WHAT NEEDS TO BE DONE
Only lines containing the word "Aeotn" belong in the answer; copy each one from the records.
▼
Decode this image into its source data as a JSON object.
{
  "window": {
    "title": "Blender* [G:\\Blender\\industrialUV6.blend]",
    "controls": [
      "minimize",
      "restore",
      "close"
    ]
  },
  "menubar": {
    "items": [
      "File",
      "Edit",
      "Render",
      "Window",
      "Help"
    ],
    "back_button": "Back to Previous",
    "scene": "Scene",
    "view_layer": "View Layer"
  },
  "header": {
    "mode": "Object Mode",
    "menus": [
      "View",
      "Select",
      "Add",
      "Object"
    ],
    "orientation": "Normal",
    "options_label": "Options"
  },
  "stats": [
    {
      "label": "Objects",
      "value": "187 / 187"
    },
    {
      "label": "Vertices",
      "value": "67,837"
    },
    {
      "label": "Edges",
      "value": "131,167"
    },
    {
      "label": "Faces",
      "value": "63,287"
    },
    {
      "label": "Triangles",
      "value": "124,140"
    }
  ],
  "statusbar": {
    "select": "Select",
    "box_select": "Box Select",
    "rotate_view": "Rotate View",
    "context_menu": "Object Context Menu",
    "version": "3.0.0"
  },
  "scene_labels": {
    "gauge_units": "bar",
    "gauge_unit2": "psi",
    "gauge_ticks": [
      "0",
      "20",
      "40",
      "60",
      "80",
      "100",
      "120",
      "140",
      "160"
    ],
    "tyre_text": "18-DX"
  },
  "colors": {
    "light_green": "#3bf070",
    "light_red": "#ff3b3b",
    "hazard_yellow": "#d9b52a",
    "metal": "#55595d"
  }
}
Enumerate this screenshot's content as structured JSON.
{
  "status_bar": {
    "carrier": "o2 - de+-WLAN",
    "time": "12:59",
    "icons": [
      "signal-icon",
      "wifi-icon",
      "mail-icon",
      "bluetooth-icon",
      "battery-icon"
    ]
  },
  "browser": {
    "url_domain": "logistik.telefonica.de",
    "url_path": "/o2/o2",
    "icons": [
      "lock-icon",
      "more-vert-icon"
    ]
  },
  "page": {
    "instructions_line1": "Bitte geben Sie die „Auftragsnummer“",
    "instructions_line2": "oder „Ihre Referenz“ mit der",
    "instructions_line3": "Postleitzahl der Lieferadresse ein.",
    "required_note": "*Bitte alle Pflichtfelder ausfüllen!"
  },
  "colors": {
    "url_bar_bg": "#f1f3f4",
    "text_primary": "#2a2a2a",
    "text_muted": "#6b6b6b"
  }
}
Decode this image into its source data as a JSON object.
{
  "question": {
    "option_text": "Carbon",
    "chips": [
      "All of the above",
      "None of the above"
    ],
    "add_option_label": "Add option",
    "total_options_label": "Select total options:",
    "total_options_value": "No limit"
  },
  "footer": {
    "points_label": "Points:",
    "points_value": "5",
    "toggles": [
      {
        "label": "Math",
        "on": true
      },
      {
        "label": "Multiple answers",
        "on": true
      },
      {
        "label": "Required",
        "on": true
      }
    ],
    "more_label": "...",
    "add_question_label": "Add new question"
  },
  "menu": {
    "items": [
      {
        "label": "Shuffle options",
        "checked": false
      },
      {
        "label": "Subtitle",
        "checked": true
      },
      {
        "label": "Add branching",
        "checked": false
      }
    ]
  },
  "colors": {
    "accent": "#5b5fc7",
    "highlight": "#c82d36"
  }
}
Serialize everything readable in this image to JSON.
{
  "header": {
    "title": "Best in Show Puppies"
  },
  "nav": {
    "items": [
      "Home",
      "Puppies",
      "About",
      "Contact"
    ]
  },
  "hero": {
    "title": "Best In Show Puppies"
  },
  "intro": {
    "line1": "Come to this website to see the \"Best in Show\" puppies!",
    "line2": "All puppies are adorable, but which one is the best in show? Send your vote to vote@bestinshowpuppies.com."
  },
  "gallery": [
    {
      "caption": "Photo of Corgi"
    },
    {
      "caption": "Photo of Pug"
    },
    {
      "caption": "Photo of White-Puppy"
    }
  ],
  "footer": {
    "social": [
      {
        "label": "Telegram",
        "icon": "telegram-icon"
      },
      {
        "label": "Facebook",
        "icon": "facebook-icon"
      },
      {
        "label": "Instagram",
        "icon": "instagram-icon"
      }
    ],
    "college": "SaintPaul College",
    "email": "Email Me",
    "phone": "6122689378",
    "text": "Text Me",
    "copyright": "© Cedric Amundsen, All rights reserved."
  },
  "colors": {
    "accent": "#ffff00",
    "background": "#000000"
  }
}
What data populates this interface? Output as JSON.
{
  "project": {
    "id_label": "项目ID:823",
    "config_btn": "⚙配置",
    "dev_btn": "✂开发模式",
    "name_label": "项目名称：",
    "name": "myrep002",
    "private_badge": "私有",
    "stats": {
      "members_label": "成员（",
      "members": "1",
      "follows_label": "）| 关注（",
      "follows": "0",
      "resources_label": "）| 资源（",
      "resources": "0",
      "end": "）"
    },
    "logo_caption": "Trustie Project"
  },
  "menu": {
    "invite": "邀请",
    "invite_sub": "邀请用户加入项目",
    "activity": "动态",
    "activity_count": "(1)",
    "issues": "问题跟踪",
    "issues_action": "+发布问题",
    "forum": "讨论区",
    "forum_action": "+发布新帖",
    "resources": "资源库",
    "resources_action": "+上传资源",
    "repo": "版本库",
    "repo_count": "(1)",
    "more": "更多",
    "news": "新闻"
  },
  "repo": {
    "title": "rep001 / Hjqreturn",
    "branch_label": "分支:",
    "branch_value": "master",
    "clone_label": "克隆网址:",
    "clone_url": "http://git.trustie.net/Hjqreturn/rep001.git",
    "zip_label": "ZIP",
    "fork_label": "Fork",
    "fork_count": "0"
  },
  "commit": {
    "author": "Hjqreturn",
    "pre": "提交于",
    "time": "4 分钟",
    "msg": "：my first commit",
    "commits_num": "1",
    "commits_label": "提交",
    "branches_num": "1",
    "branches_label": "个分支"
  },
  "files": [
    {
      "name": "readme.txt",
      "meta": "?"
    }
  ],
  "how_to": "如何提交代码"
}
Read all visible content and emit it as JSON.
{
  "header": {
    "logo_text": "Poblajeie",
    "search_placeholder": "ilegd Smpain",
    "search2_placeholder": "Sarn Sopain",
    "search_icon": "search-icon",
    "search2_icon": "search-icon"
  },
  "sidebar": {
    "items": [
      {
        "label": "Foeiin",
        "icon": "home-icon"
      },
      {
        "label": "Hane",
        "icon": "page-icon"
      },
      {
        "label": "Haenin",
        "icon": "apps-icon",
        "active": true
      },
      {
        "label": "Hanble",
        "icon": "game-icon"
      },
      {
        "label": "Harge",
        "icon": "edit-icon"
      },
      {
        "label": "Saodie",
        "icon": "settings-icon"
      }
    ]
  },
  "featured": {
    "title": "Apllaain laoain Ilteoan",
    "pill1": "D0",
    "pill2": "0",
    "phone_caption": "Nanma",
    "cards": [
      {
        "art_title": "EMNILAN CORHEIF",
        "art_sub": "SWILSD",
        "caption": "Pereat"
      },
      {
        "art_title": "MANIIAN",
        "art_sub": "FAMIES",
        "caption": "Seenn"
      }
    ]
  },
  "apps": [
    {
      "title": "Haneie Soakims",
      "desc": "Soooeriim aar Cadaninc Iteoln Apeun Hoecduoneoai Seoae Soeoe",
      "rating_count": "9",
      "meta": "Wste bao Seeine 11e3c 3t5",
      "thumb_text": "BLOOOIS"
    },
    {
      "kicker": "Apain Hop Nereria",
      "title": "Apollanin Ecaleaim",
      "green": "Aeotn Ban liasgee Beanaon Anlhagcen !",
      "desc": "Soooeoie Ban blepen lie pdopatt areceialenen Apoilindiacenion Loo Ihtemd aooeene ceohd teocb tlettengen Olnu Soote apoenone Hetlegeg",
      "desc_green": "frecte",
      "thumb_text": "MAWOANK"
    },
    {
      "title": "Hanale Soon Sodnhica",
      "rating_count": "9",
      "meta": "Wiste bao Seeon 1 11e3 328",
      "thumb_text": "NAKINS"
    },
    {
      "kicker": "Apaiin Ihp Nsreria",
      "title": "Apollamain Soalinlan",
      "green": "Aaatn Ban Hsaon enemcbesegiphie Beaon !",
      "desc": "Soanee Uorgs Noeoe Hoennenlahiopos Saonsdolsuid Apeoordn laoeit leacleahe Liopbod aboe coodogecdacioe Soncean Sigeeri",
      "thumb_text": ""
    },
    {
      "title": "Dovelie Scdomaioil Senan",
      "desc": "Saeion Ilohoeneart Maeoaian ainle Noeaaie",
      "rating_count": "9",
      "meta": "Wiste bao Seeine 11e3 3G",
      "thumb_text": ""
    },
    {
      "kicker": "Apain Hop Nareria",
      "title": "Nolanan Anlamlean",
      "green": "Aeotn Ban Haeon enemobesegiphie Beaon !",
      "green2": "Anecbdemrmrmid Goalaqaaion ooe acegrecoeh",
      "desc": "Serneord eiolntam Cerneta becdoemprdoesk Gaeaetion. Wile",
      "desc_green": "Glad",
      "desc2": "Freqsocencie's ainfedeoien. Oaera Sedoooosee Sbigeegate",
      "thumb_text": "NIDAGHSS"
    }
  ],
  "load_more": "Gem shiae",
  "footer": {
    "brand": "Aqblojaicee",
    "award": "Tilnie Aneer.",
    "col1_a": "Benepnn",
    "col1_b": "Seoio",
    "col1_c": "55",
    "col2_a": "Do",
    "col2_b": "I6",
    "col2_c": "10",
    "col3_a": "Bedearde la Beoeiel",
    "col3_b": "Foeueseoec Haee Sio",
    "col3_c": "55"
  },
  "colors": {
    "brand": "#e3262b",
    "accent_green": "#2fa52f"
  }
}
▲
TASK RESPONSE
      "green": "Aeotn Ban liasgee Beanaon Anlhagcen !",
      "green": "Aeotn Ban Haeon enemobesegiphie Beaon !",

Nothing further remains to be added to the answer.